"A year ago, I thought I was a good player, but I didn't think I would do well at Pro Tours or anything," Tiu recalled. "I played a lot of Magic but I hadn't accomplished much. I hadn't qualified for a Pro Tour or really ever even been close. I had never made it to the finals of a PTQ or been a match away. Stringing together four Pro Tours in a row was a pipe dream."
Then came Providence, and everything changed. The rest, as they say, is Magic history.
Tiu got off to a hot 4-1 start at Pro Tour Kaladesh.
That was then. Now, the fairytale rookie year is over, and Tiu is no longer the whiz kid 17-year-old taking the Magic world by storm. He's an adult balancing classes with Magic and travel across the world. He won't take anyone by surprise and will always get his opponent's best game. It's the difference between being the prodigy and being the pro.
"These days, I have a lot less time for Magic. College and classes are hard," he explained. "I devote the free time I have to Magic and I do the best I can, but I don't have time to go to Friday Night Magic or anything like that. Some of professors don't even excuse the absence when I have to travel for tournaments."
It's a challenging life and one that's nearly impossible to balance fully, and Tiu is trying to temper his expectations as a result.
"The next thing for me to do is try and Top 8 a Pro Tour, that would be a nice start," he said. "And getting back to Worlds would be great, but I'd rather just be consistent and reach platinum again, that's the main goal over anything splashy."

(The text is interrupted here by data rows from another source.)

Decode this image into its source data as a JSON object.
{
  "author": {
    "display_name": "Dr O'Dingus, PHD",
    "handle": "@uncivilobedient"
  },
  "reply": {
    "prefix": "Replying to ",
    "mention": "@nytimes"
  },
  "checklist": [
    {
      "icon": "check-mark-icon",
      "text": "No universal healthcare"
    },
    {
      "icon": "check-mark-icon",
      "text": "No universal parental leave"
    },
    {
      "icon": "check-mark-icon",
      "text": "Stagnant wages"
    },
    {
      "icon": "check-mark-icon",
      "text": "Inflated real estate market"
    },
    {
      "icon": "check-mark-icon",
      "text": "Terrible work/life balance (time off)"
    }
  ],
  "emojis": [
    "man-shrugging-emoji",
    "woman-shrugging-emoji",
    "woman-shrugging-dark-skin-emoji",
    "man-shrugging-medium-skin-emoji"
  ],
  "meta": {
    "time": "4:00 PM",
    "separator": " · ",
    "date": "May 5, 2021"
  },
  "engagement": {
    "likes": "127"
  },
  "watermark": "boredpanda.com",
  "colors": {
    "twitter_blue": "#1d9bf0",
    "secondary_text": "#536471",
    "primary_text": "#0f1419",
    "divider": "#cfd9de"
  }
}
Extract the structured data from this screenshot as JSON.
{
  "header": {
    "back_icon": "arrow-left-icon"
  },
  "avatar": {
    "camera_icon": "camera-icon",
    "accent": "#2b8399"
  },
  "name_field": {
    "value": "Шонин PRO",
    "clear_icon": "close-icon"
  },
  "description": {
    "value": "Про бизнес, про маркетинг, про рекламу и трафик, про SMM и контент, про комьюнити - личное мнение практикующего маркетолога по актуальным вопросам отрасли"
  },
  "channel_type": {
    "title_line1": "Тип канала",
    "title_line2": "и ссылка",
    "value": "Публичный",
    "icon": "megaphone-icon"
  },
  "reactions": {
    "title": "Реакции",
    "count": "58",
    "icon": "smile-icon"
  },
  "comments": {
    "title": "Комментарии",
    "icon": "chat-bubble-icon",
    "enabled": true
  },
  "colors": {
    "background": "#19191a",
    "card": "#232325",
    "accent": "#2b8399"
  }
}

Tiu—busy as he is juggling Magic and school—may not realize it, but in many ways he is the walking, talking, winning example of the dream that every new Magic player nurtures. His meteoric rise to the top of a game older than he is while competing against players who were making the Top 8 of Pro Tours when he was still in elementary school, has been an inspiration to the next generation of Magic players across the globe.
And it's completely changed his life.
"Even my friends who don't know anything about Magic now know me as 'the Magic kid,'" he said. "A lot of people are amazed by how much money I've made playing a card game, and they're even more amazed by how I get to travel to so many places to play the game. There are so many kids jealous of me being able to go to Honolulu while they're stuck in Massachusetts, where it's cold. Most people are really interested to hear about Magic, and it's a great way to talk to people.
"It's always been my dream to get to this point. It's absurd that I can go up to Jon Finkel or Owen Turtenwald and just start talking to them and they know who I am. A year ago I would never think I'd have access to these kind of superstar players. I can't describe with words how amazing this has been."
If Tiu's incredible year and fast start in Honolulu is any indication, this is one ride that won't ending anytime soon. And he doesn't need anyone to sign off on it.